* [THE TASK] List, from the lines below, each one with "author" in it.

* [RECORDS PROVIDED]

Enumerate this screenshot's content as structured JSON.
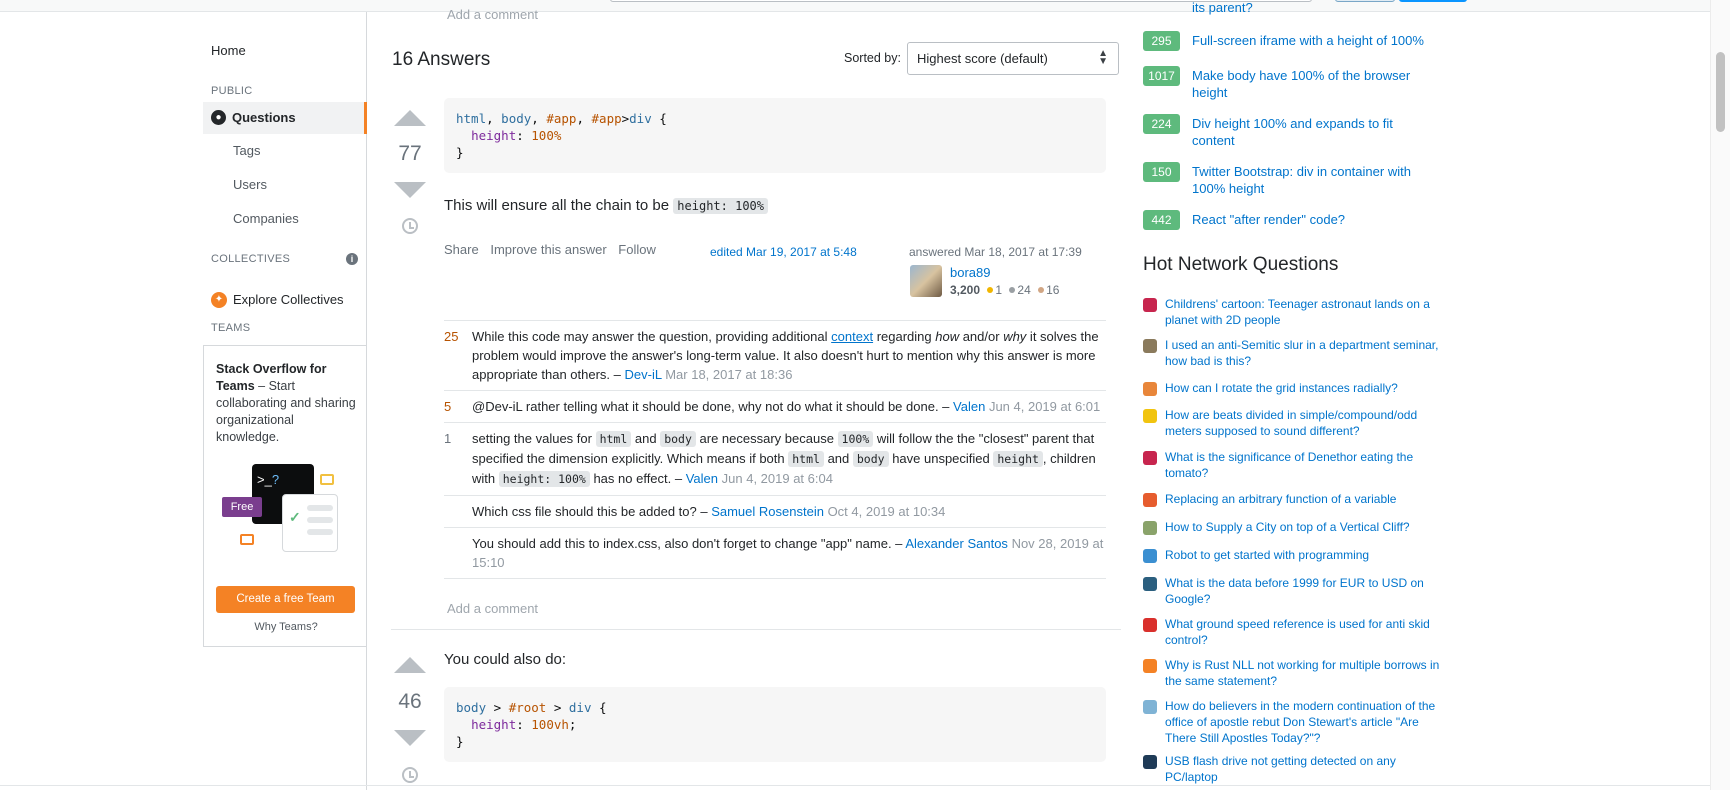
{
  "top": {
    "add_comment": "Add a comment"
  },
  "leftnav": {
    "home": "Home",
    "public_heading": "PUBLIC",
    "questions": "Questions",
    "tags": "Tags",
    "users": "Users",
    "companies": "Companies",
    "collectives_heading": "COLLECTIVES",
    "explore_collectives": "Explore Collectives",
    "teams_heading": "TEAMS",
    "teams_title": "Stack Overflow for Teams",
    "teams_desc": " – Start collaborating and sharing organizational knowledge.",
    "free_label": "Free",
    "create_team": "Create a free Team",
    "why_teams": "Why Teams?"
  },
  "answers": {
    "count_heading": "16 Answers",
    "sorted_by": "Sorted by:",
    "sort_value": "Highest score (default)",
    "add_comment": "Add a comment"
  },
  "answer1": {
    "votes": "77",
    "text_prefix": "This will ensure all the chain to be ",
    "text_code": "height: 100%",
    "menu": {
      "share": "Share",
      "improve": "Improve this answer",
      "follow": "Follow"
    },
    "edited": "edited Mar 19, 2017 at 5:48",
    "answered": "answered Mar 18, 2017 at 17:39",
    "user": {
      "name": "bora89",
      "rep": "3,200",
      "gold": "1",
      "silver": "24",
      "bronze": "16"
    },
    "comments": [
      {
        "score": "25",
        "parts": {
          "a": "While this code may answer the question, providing additional ",
          "link": "context",
          "b": " regarding ",
          "i1": "how",
          "c": " and/or ",
          "i2": "why",
          "d": " it solves the problem would improve the answer's long-term value. It also doesn't hurt to mention why this answer is more appropriate than others. – "
        },
        "author": "Dev-iL",
        "date": "Mar 18, 2017 at 18:36"
      },
      {
        "score": "5",
        "text": "@Dev-iL rather telling what it should be done, why not do what it should be done. – ",
        "author": "Valen",
        "date": "Jun 4, 2019 at 6:01"
      },
      {
        "score": "1",
        "parts": {
          "a": "setting the values for ",
          "c1": "html",
          "b": " and ",
          "c2": "body",
          "c": " are necessary because ",
          "c3": "100%",
          "d": " will follow the the \"closest\" parent that specified the dimension explicitly. Which means if both ",
          "c4": "html",
          "e": " and ",
          "c5": "body",
          "f": " have unspecified ",
          "c6": "height",
          "g": ", children with ",
          "c7": "height: 100%",
          "h": " has no effect. – "
        },
        "author": "Valen",
        "date": "Jun 4, 2019 at 6:04"
      },
      {
        "score": "",
        "text": "Which css file should this be added to? – ",
        "author": "Samuel Rosenstein",
        "date": "Oct 4, 2019 at 10:34"
      },
      {
        "score": "",
        "text": "You should add this to index.css, also don't forget to change \"app\" name. – ",
        "author": "Alexander Santos",
        "date": "Nov 28, 2019 at 15:10"
      }
    ]
  },
  "answer2": {
    "votes": "46",
    "text": "You could also do:"
  },
  "related": [
    {
      "score": "295",
      "title": "Full-screen iframe with a height of 100%"
    },
    {
      "score": "1017",
      "title": "Make body have 100% of the browser height"
    },
    {
      "score": "224",
      "title": "Div height 100% and expands to fit content"
    },
    {
      "score": "150",
      "title": "Twitter Bootstrap: div in container with 100% height"
    },
    {
      "score": "442",
      "title": "React \"after render\" code?"
    }
  ],
  "related_partial": "its parent?",
  "hnq": {
    "heading": "Hot Network Questions",
    "items": [
      {
        "title": "Childrens' cartoon: Teenager astronaut lands on a planet with 2D people",
        "color": "#c7254e"
      },
      {
        "title": "I used an anti-Semitic slur in a department seminar, how bad is this?",
        "color": "#8a7a5c"
      },
      {
        "title": "How can I rotate the grid instances radially?",
        "color": "#e8863a"
      },
      {
        "title": "How are beats divided in simple/compound/odd meters supposed to sound different?",
        "color": "#f1c40f"
      },
      {
        "title": "What is the significance of Denethor eating the tomato?",
        "color": "#c7254e"
      },
      {
        "title": "Replacing an arbitrary function of a variable",
        "color": "#e65c2e"
      },
      {
        "title": "How to Supply a City on top of a Vertical Cliff?",
        "color": "#8aa36a"
      },
      {
        "title": "Robot to get started with programming",
        "color": "#3b8fd1"
      },
      {
        "title": "What is the data before 1999 for EUR to USD on Google?",
        "color": "#2b5f7f"
      },
      {
        "title": "What ground speed reference is used for anti skid control?",
        "color": "#d9302c"
      },
      {
        "title": "Why is Rust NLL not working for multiple borrows in the same statement?",
        "color": "#f48225"
      },
      {
        "title": "How do believers in the modern continuation of the office of apostle rebut Don Stewart's article \"Are There Still Apostles Today?\"?",
        "color": "#7fb3d5"
      },
      {
        "title": "USB flash drive not getting detected on any PC/laptop",
        "color": "#1f3b57"
      }
    ]
  }
}
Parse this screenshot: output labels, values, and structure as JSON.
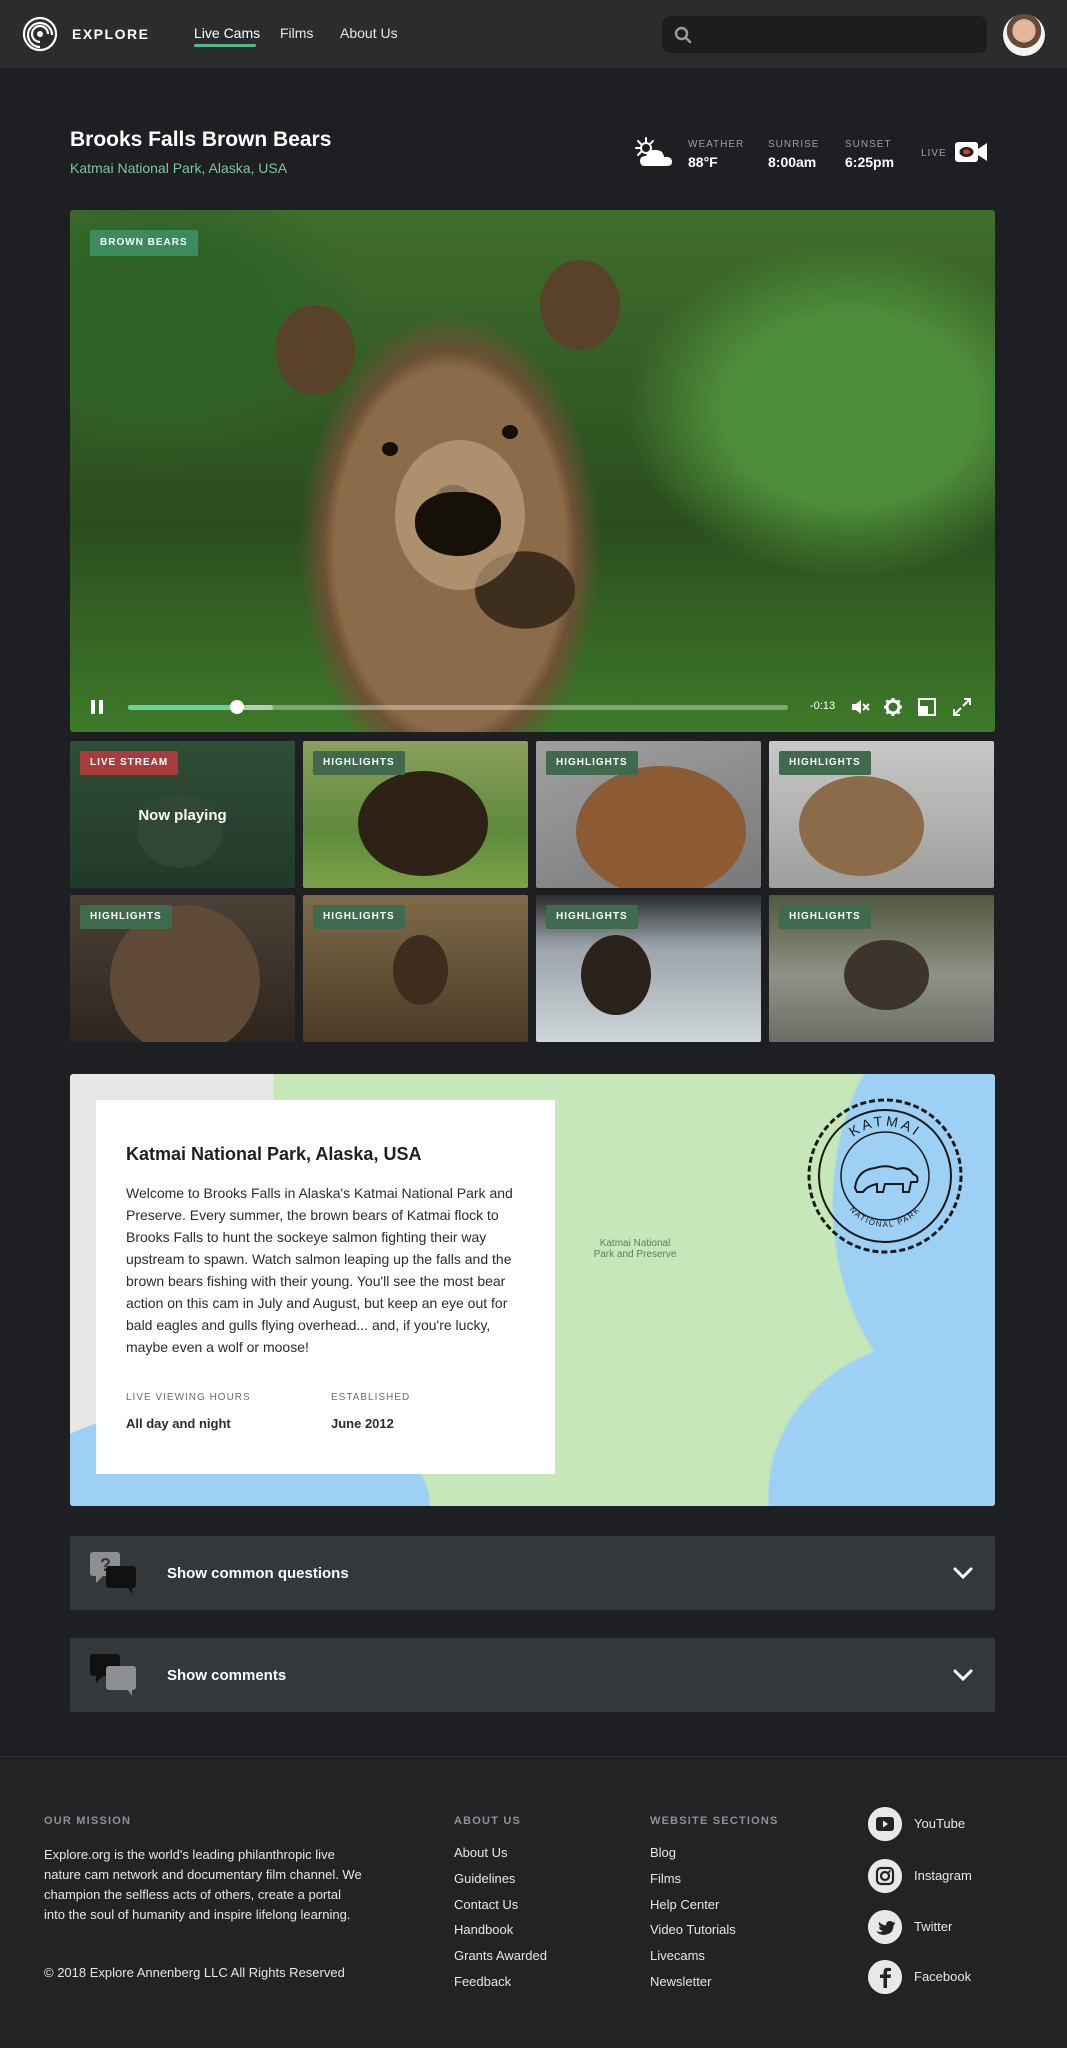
{
  "header": {
    "logo_text": "EXPLORE",
    "nav": [
      "Live Cams",
      "Films",
      "About Us"
    ],
    "active_nav": "Live Cams",
    "search_placeholder": ""
  },
  "cam": {
    "title": "Brooks Falls Brown Bears",
    "location": "Katmai National Park, Alaska, USA",
    "weather_label": "WEATHER",
    "weather_value": "88°F",
    "sunrise_label": "SUNRISE",
    "sunrise_value": "8:00am",
    "sunset_label": "SUNSET",
    "sunset_value": "6:25pm",
    "live_label": "LIVE"
  },
  "video": {
    "tag": "BROWN BEARS",
    "time_remaining": "-0:13",
    "progress": 0.165,
    "buffered": 0.22
  },
  "thumbnails": [
    {
      "tag": "LIVE STREAM",
      "overlay": "Now playing"
    },
    {
      "tag": "HIGHLIGHTS"
    },
    {
      "tag": "HIGHLIGHTS"
    },
    {
      "tag": "HIGHLIGHTS"
    },
    {
      "tag": "HIGHLIGHTS"
    },
    {
      "tag": "HIGHLIGHTS"
    },
    {
      "tag": "HIGHLIGHTS"
    },
    {
      "tag": "HIGHLIGHTS"
    }
  ],
  "info": {
    "title": "Katmai National Park, Alaska, USA",
    "description": "Welcome to Brooks Falls in Alaska's Katmai National Park and Preserve. Every summer, the brown bears of Katmai flock to Brooks Falls to hunt the sockeye salmon fighting their way upstream to spawn. Watch salmon leaping up the falls and the brown bears fishing with their young. You'll see the most bear action on this cam in July and August, but keep an eye out for bald eagles and gulls flying overhead... and, if you're lucky, maybe even a wolf or moose!",
    "hours_label": "LIVE VIEWING HOURS",
    "hours_value": "All day and night",
    "established_label": "ESTABLISHED",
    "established_value": "June 2012",
    "map_label": "Katmai National Park and Preserve",
    "seal_top": "KATMAI",
    "seal_bottom": "NATIONAL PARK"
  },
  "accordions": {
    "questions": "Show common questions",
    "comments": "Show comments"
  },
  "footer": {
    "mission_heading": "OUR MISSION",
    "mission_text": "Explore.org is the world's leading philanthropic live nature cam network and documentary film channel. We champion the selfless acts of others, create a portal into the soul of humanity and inspire lifelong learning.",
    "copyright": "© 2018 Explore Annenberg LLC   All Rights Reserved",
    "about_heading": "ABOUT US",
    "about_links": [
      "About Us",
      "Guidelines",
      "Contact Us",
      "Handbook",
      "Grants Awarded",
      "Feedback"
    ],
    "sections_heading": "WEBSITE SECTIONS",
    "section_links": [
      "Blog",
      "Films",
      "Help Center",
      "Video Tutorials",
      "Livecams",
      "Newsletter"
    ],
    "social": [
      "YouTube",
      "Instagram",
      "Twitter",
      "Facebook"
    ]
  },
  "colors": {
    "accent": "#55b887",
    "live": "#a83c3c",
    "background": "#1e1f22"
  }
}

* [SOLUTION BELOW]
        "author": "Dev-iL",
        "author": "Valen",
        "author": "Valen",
        "author": "Samuel Rosenstein",
        "author": "Alexander Santos",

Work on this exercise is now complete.